Originally posted on The Temple News on February 18, 2020.
As Luke Carlos O’Reilly walks onto the stage of the Perelman Theater at the Kimmel Center, he is greeted by the cheers of hundreds of enthusiastic fourth graders.
O’Reilly, 2004 jazz piano performance alumnus, is a teaching artist in the center’s Jazz4Freedom program, which educates fourth graders from The School District of Philadelphia.
The program spans from December to March and sends teaching artists to various classrooms to educate them about jazz and civil rights concepts, said Susan Quinn, director of education at the Kimmel Center. The artists host dance workshops and poetry writing sessions in the schools, and then bring students to the center for a field trip performance.
“The coolest part about it is that we’re not going to the schools that can afford it, we’re going to the schools that need it,” O’Reilly said.
O’Reilly, along with other local performers, like jazz singer Warren Cooper, have performed for 300 students in the program’s live show at Perelman Theater. The program displays major elements of jazz, like a jazz quartet, tap dancing and scat singing several times a week for schools including Vare-Washington Elementary and Lewis C. Cassidy Academics Plus School.
Cooper, who’s known O’Reilly for almost 20 years, said they want to use jazz to inspire and pass it on to the next generation, so young people can express themselves.
“The great thing about educating kids about the music is giving them the principles of the base of the music, and equipping them to take the music to wherever the next place is,” Cooper said. “Jazz is an intrinsically organic music, and it’s kind of like tofu.

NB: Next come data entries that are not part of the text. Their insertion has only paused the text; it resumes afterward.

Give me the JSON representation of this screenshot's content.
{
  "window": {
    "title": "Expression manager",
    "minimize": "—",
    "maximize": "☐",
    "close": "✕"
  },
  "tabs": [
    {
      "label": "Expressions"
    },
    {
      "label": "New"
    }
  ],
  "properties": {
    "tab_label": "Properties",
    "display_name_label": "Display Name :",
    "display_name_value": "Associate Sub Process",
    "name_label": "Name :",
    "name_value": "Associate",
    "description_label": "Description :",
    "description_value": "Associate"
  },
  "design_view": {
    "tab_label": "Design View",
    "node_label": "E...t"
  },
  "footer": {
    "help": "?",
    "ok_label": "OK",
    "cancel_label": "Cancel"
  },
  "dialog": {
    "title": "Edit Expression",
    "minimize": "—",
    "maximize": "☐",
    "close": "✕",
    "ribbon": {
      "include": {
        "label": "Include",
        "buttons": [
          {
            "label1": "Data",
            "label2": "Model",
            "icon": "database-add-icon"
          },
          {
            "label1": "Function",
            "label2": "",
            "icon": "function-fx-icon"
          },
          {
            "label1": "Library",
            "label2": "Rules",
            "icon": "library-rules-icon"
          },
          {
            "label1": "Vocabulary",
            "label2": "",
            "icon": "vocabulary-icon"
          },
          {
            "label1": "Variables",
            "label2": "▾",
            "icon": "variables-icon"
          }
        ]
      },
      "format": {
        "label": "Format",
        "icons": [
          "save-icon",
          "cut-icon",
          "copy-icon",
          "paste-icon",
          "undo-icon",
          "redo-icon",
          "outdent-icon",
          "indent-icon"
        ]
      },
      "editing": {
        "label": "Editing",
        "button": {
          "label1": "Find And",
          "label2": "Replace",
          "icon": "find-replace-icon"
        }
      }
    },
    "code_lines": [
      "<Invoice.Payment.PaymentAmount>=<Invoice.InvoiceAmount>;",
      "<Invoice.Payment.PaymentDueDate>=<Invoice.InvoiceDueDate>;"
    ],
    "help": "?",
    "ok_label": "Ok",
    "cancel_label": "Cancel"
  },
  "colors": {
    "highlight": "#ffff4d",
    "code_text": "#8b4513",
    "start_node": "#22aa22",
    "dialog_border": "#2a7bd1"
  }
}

It begins to take on the taste of the things around it.”
At the end of each field trip performance, Jazz4Freedom gives teachers a study guide to help them continue teaching jazz and performance art education. Students also participate in a post-show workshop about social change, according to the program’s website.
Quinn first came up with the idea in 2017 and the program started running last year.
“We looked around the city and the country and figured out what would be the best possible way to engage with the community, and one of the things we came up with were signature programs for fourth, fifth and sixth graders,” she said.
Quinn and her team negotiated with the school board so that the program could go hand-in-hand with what students are learning in class, she said.
“You can’t delve into the culture of Philadelphia without talking about jazz,” O’Reilly said.
O’Reilly, who was inspired by jazz pianist Oscar Peterson at a young age, also teaches jazz programs for preschoolers and high school students at the Kimmel Center.
He believes it is important for children, especially children of color, to understand jazz because of how essential it is in describing Black history in the United States.
“Even if you’re from a different country, jazz encompases so many different artists, so many different types of music, jazz is also a culture,” O’Reilly added.
The Kimmel Center wants to eventually expand the its programs so that it can reach more children, Quinn said.
“They’ve put together a very sound program,” O’Reilly said. “You’ve gotta find the formula to keep certain kids engaged.”